## What you are asked to do
If an entry contains a picture, leave the picture out and reproduce everything else in the records below exactly.

(Extracted records begins)

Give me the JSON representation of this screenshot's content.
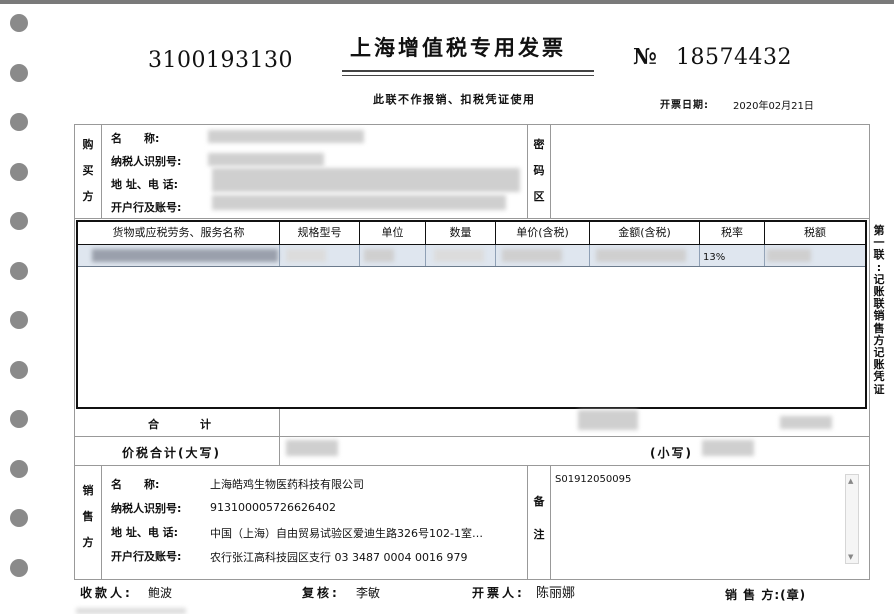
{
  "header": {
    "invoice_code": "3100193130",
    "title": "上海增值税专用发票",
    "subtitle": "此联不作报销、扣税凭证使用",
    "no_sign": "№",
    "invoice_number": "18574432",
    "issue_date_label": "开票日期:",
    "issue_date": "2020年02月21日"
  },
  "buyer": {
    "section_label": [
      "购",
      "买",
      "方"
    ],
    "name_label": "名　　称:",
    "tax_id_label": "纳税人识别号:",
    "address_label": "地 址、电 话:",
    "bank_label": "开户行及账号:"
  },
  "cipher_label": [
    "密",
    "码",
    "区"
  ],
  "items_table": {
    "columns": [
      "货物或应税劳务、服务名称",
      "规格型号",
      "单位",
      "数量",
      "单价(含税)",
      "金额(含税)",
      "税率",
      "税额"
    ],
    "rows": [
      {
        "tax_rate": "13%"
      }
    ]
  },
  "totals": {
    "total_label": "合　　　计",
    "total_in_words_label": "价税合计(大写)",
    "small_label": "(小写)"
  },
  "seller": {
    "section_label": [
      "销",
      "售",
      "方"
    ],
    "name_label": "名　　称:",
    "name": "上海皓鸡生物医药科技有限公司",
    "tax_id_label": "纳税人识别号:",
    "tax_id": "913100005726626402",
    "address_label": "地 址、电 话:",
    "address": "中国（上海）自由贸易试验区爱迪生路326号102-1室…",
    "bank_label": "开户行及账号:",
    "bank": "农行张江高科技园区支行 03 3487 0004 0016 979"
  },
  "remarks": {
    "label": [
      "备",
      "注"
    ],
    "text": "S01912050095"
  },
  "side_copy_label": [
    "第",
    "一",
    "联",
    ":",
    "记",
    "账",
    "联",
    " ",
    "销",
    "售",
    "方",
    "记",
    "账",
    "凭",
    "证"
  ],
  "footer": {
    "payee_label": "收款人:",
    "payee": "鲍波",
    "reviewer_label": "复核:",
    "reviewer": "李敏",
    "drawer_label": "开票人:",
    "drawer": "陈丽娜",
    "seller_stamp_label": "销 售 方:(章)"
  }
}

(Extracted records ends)

## Output
Give me the JSON representation of this screenshot's content.
{
  "header": {
    "invoice_code": "3100193130",
    "title": "上海增值税专用发票",
    "subtitle": "此联不作报销、扣税凭证使用",
    "no_sign": "№",
    "invoice_number": "18574432",
    "issue_date_label": "开票日期:",
    "issue_date": "2020年02月21日"
  },
  "buyer": {
    "section_label": [
      "购",
      "买",
      "方"
    ],
    "name_label": "名　　称:",
    "tax_id_label": "纳税人识别号:",
    "address_label": "地 址、电 话:",
    "bank_label": "开户行及账号:"
  },
  "cipher_label": [
    "密",
    "码",
    "区"
  ],
  "items_table": {
    "columns": [
      "货物或应税劳务、服务名称",
      "规格型号",
      "单位",
      "数量",
      "单价(含税)",
      "金额(含税)",
      "税率",
      "税额"
    ],
    "rows": [
      {
        "tax_rate": "13%"
      }
    ]
  },
  "totals": {
    "total_label": "合　　　计",
    "total_in_words_label": "价税合计(大写)",
    "small_label": "(小写)"
  },
  "seller": {
    "section_label": [
      "销",
      "售",
      "方"
    ],
    "name_label": "名　　称:",
    "name": "上海皓鸡生物医药科技有限公司",
    "tax_id_label": "纳税人识别号:",
    "tax_id": "913100005726626402",
    "address_label": "地 址、电 话:",
    "address": "中国（上海）自由贸易试验区爱迪生路326号102-1室…",
    "bank_label": "开户行及账号:",
    "bank": "农行张江高科技园区支行 03 3487 0004 0016 979"
  },
  "remarks": {
    "label": [
      "备",
      "注"
    ],
    "text": "S01912050095"
  },
  "side_copy_label": [
    "第",
    "一",
    "联",
    ":",
    "记",
    "账",
    "联",
    " ",
    "销",
    "售",
    "方",
    "记",
    "账",
    "凭",
    "证"
  ],
  "footer": {
    "payee_label": "收款人:",
    "payee": "鲍波",
    "reviewer_label": "复核:",
    "reviewer": "李敏",
    "drawer_label": "开票人:",
    "drawer": "陈丽娜",
    "seller_stamp_label": "销 售 方:(章)"
  }
}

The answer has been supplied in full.